Many Conrad/Malick descendants have completed genetic DNA testing done and they have yet to nd any in this line that show African descent in the ethnicity report. While some African DNA could support this premise, the lack of African DNA, even in trace amounts, suggests that they are not of African descent. In particular, one person who is a descendant of Darius Malick and Susanna Conrad showed no African ancestry in an ancestry.com autosomal test.
Mary Groce has developed a narrative based off of her interpretation of a photograph and for over a decade has perpetuated said narrative across the country. But she has provided no evidence to support her claims, in fact, the evidence that is available shows her narrative to be false. Her own DNA results, via Ancestry.com, show that she does not possess any genes that can be directly linked to peoples of color from Africa. Her claim that the Malick line of her family, from which she is related to Emory by, was of color, even in part, has never been shown to be factual and is, for all intents and purposes, the ramblings of an individual intent on forcing the world to buy into her story. This goes beyond whether Emory was indeed of color and identi ed as white, like his entire family, because all the evidence shows that he was, in fact, white. Mary Groce has crafted a narrative based on one old photograph and a misconceived notion of racial identity and, as such, must either provide concrete evidence to prove herself in the right, or step aside and allow her Conrad and Malick relatives to tell the true story of Emory.
In conclusion, it seems that Guy Franklin’s investigation and conclusion that Emory was more likely white seems obvious. An independent observer would note that there are no indications anywhere in the record to suggest that Emory in particular or the Darius Malick family in general were black or even of mixed black ancestry. One would expect a high standard of evidence for declaring someone to be the First Black anything. Emory Conrad Malick does not meet this standard. Several museums and other such organizations took Ms. Groce at her word and have embraced the claims without validating the information.
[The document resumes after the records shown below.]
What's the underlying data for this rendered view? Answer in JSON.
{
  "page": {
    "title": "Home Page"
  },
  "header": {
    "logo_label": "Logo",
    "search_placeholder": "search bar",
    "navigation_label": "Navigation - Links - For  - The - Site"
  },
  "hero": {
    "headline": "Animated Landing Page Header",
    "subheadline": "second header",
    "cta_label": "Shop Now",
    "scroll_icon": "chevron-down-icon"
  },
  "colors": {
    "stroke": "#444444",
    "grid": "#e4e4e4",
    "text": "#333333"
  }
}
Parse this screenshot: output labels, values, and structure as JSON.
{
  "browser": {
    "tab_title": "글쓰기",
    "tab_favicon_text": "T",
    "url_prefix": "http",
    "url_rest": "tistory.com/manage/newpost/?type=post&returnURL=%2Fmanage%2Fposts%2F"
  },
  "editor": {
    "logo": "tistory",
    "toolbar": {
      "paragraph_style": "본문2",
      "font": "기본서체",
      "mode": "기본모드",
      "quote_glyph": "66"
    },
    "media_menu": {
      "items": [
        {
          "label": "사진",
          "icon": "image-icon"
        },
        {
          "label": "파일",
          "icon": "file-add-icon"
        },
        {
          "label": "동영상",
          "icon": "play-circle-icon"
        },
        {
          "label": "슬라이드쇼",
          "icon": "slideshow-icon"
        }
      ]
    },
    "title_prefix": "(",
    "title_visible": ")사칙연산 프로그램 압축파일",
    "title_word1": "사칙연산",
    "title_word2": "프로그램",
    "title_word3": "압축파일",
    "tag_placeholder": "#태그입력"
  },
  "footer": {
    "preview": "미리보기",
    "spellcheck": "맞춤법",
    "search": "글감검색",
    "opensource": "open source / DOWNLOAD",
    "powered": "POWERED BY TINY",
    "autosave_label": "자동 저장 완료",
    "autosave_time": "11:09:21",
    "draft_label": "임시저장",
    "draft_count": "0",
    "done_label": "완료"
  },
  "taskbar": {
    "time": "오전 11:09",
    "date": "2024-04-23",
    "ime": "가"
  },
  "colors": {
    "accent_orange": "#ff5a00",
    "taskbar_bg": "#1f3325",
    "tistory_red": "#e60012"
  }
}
As a distant cousin of Emory C Malick, I myself reached out to Mary Groce asking her to contact me and discuss her claims about Emory, but received no response.
I would like to thank Guy E Franklin, Tim Conrad and the facebook group Tuskegee Airman for all their help and research on this endeavor and all of our continued efforts to correct this claim that Emory Conrad Malick was the first black aviator, for it is an honor that truly belongs to Charles Ward Chappelle who earned a club license in 1911.
For a more in depth look including pictures, records and newspaper clippings, please visit our family research page – http://www.ancest4.com/emory_malick.shtml